The roof went on including a skylight panel in the same profile as the roof sheets.

At the end of 6 hours the shed was at lock up stage, and on Sunday we finished it with flashings and trim.

The Job Was Done

Yes the shed was complete and it was time for a well earned gingerbeer ;-)

Sunday, December 22, 2013

Wednesday Night Sailing

In the summer we sail Kerkira in the Richmond Yacht Club Wednesday Night Series. To take a cue from golf regarding "prize for the most golf", we are often able to come up with "the most sailing".

Here is a good indication of why we love doing it, even if we aren't the fastest boat out there - the December evening sky over Auckland city is amazing - even better when you are out there sailing. I believe I had a couple of great mates on board, and we were drinking a cold beer just as the picture was taken. Follow us at Kerkira-Racing.

Saturday, November 9, 2013

Going All Social

I was looking through some cartoons and came across this one, done back in July. I am currently working on a large 'social intranet' project and I had forgotten about this:

Ain't it the #truth :-)
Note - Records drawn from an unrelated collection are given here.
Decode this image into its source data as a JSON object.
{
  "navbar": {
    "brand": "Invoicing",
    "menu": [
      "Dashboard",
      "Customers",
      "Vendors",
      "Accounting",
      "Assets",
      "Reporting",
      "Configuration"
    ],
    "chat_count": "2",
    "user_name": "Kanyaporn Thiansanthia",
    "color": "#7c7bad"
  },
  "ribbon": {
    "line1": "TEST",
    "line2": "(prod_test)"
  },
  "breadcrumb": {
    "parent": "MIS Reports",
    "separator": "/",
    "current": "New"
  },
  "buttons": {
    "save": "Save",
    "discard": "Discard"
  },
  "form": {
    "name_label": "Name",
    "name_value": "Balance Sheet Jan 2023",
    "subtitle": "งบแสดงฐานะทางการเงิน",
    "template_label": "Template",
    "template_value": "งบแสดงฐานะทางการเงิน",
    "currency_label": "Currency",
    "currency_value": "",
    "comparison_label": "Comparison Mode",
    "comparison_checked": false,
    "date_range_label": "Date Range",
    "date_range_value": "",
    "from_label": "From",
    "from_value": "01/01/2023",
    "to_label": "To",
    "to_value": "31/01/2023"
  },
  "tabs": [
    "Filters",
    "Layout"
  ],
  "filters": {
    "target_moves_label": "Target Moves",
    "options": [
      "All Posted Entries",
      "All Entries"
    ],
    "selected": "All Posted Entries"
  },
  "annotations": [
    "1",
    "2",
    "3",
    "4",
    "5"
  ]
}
Monday, October 28, 2013

Hauraki Rail Trail 02

The second installment of our cycling adventures on the Hauraki Rail Trail - this time heading from Paeroa towards Thames.

Paeroa to Matatoki

It was the Saturday or Labour Weekend, and the weather was clear and warm, so we decided to do more of the Hauraki Rail Trail, this time heading in the other direction - towards Thames. We decided we would go as far as Kopu and back, which would be about 66km round-trip. In the end we stopped at Matatoki and decided that we would forgo the extra distance, and get home at a reasonable hour.

This is about 12km from Paeroa where someone has put two chairs under the shade of some trees. An excellent place to stop for our lunch-break.

We continued on to Matatoki where there is an excellent cafe. We decided to turn back from there and so the whole trip was 40kms - at an average on the trail of 14km/hr. It was easy - just a bit more endurance required from the week before.

Slowly building up for some longer trips. The cyclo-cross tyres are working out well on the gravel surface - but the lack of suspension in the bikes design makes the ride a bit more of an effort - comfort-wise.


Saturday, October 19, 2013

Hauraki Rail Trail 01

A beautiful weekend weather-wise, we decided to go down to the Hauraki Rail Trail for a cycle.

I have put cyclo-cross tyres on our bikes so we can tackle gravel and off-road trails, and everything went very well.

Paeroa to Waikino

We completed the Paeroa to Waikino section, which is 14km, and back, as an afternoon ride, after the business of Saturday morning was over. Had the GoPro mounted on the handbars of the bike. Got a much smoother clip than I thought I would get. These three images are snapshots from the stream.

The trail runs along-side a road, then through open farmland until it meets with the Ohinemuri River which runs through the Karangahake Gorge.


The rail trail runs through a tunnel which is over a km long. In the direction we went we first crossed the rail bridge over the river. It is uphill through the tunnel, but the whole trail is very flat and easy.
If you wanted an easy 'first-time' experience of a rail trail, then this would be the one ;-)

The tunnel entrance

The tunnel exit (from the inside) - a bit like birth perhaps?


We stopped by the river to have lunch and then proceeded across the river to the Waikino Rail Station where we got a coffee, before turn around and heading back to Paeroa.


  • 14 km each way
  • Flat, no hills
  • About an hour and a half each way with sight-seeing
  • Take a torch or bike-lights for the tunnel - not to see, but to be seen by others coming the other way

Yes, sore bums afterward - but we are already planning to do the Thames to Paeroa leg next.